WHAT NEEDS TO BE DONE: Look through the entries below. Report each line that has the word "true" in it.

(Collected data entries)
================================
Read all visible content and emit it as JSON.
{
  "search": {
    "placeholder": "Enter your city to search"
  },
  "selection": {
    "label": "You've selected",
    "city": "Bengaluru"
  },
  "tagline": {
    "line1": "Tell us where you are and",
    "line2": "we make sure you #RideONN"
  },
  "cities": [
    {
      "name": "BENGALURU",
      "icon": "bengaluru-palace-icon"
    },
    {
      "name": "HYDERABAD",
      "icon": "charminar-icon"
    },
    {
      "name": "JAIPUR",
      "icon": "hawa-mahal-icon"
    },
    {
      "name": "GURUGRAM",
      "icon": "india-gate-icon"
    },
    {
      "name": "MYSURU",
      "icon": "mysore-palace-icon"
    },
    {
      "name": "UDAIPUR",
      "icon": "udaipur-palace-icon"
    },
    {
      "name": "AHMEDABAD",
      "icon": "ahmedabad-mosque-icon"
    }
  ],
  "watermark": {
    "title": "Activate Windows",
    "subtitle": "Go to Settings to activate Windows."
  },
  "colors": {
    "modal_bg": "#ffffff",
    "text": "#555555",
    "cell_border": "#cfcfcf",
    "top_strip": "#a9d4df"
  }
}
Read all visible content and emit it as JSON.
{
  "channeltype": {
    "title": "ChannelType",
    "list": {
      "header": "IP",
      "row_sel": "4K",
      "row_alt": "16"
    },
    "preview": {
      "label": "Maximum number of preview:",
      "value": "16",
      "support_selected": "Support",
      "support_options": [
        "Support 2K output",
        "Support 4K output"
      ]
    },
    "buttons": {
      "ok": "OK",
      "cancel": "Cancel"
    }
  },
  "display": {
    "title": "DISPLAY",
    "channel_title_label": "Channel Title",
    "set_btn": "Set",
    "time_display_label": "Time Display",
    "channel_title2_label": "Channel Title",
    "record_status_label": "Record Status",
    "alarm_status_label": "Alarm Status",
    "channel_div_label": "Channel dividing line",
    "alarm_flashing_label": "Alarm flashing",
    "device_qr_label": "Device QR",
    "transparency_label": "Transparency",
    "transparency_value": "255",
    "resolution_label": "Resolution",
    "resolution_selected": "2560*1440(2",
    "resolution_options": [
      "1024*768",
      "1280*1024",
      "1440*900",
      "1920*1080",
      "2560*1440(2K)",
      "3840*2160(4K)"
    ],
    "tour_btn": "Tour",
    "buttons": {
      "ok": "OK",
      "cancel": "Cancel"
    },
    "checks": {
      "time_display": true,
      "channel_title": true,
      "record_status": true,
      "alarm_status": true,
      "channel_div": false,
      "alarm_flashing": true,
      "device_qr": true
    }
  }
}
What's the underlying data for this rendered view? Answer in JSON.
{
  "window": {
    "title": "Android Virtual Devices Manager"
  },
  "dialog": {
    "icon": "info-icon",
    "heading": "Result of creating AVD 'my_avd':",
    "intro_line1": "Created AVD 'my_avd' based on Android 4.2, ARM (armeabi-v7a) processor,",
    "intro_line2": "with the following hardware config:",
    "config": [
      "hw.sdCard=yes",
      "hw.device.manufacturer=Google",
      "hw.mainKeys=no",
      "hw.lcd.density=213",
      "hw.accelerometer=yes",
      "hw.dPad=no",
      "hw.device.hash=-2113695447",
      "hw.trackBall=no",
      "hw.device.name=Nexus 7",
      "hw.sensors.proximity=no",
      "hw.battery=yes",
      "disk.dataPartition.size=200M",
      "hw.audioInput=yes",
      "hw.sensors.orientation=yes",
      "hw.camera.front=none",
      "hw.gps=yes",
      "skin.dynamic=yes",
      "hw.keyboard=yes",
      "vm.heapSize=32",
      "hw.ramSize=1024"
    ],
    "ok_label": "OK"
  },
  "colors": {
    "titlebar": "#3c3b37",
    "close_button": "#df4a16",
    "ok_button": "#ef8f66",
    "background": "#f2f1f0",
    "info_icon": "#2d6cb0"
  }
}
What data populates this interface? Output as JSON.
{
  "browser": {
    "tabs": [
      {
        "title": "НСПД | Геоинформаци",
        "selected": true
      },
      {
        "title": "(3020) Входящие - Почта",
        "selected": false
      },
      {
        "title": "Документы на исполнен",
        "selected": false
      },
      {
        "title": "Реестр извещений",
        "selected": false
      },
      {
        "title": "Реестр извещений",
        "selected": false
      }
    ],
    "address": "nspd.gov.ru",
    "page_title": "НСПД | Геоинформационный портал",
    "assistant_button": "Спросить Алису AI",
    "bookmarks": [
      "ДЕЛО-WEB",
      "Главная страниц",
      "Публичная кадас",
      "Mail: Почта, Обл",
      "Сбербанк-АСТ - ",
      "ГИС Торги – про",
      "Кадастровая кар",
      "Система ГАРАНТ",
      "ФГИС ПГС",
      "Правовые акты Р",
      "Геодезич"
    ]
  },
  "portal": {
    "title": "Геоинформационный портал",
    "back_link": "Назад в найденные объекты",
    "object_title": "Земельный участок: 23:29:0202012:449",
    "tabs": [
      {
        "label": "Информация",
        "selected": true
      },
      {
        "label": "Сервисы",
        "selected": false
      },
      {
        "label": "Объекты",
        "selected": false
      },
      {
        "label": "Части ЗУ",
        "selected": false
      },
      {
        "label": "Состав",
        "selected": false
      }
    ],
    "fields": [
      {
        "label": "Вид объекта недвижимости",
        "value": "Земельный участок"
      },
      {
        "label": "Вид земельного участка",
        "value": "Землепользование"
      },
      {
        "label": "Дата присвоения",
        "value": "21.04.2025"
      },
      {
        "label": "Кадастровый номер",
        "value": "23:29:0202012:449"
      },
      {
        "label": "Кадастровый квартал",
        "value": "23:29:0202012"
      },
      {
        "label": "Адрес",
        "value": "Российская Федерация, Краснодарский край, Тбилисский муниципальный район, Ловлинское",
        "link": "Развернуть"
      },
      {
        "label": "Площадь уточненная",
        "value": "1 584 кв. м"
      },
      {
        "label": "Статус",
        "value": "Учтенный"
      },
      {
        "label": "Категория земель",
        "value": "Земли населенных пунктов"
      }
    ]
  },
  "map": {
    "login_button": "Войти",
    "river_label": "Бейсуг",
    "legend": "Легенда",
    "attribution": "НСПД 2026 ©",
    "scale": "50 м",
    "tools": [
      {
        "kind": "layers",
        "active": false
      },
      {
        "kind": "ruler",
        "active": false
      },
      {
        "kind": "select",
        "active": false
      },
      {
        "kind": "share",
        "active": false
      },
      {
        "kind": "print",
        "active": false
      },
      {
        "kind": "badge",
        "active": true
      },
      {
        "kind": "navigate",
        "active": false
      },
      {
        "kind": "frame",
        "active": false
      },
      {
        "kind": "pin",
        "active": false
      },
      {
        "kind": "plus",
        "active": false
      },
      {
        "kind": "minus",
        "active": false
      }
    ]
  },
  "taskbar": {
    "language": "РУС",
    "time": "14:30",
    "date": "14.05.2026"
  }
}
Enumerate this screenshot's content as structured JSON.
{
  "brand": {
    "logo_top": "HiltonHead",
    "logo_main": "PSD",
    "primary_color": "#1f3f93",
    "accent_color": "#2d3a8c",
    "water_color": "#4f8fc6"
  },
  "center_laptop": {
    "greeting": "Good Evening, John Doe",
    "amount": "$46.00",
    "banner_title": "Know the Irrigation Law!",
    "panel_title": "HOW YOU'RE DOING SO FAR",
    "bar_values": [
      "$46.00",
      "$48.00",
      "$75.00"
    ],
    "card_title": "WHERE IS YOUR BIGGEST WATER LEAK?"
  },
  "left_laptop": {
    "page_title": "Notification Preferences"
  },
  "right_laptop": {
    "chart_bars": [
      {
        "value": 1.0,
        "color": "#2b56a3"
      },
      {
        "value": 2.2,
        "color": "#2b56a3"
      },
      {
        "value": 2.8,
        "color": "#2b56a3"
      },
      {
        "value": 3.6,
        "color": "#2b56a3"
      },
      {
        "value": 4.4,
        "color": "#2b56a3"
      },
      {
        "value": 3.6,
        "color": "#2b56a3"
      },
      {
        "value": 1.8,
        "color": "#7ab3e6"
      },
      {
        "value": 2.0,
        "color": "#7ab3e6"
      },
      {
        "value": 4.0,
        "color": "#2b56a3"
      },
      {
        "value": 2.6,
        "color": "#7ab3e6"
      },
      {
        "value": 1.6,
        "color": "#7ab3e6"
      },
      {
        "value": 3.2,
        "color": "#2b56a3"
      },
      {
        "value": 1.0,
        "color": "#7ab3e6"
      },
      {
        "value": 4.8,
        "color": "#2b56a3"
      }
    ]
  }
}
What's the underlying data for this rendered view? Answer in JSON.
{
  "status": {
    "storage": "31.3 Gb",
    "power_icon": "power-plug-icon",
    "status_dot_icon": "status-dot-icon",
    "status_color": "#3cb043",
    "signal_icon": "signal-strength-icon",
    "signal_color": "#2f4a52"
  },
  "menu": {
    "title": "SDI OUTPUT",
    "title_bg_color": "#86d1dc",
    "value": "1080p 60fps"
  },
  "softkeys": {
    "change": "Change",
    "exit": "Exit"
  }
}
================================
EXERCISE SOLUTION:
      "time_display": true,
      "channel_title": true,
      "record_status": true,
      "alarm_status": true,
      "alarm_flashing": true,
      "device_qr": true
        "selected": true
        "selected": true
        "active": true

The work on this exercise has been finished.